Raw data =>
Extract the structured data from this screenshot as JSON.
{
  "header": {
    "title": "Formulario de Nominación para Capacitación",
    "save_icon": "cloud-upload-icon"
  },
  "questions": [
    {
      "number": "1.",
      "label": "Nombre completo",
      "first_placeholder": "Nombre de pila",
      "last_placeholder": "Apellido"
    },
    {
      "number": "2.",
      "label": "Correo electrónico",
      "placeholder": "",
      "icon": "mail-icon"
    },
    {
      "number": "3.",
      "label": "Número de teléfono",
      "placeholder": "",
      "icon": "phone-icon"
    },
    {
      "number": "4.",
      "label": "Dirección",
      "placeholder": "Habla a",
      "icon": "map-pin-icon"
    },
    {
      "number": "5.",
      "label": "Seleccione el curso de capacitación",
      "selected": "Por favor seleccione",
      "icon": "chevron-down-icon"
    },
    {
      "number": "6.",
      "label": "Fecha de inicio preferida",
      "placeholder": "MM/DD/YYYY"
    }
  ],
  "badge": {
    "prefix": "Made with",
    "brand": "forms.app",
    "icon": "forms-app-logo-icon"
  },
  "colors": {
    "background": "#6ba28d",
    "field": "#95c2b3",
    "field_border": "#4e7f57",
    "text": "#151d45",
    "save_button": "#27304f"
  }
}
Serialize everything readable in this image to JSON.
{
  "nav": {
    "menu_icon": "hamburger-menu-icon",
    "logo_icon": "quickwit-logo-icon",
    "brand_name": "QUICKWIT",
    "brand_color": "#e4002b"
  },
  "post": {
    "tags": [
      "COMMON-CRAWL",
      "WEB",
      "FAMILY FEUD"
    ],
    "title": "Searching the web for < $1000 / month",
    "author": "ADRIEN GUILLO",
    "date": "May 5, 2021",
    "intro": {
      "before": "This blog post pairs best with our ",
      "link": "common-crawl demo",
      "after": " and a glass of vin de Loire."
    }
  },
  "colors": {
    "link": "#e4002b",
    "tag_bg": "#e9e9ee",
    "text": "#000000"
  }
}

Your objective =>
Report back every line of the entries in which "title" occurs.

Task output =>
    "title": "Formulario de Nominación para Capacitación",
    "title": "Searching the web for < $1000 / month",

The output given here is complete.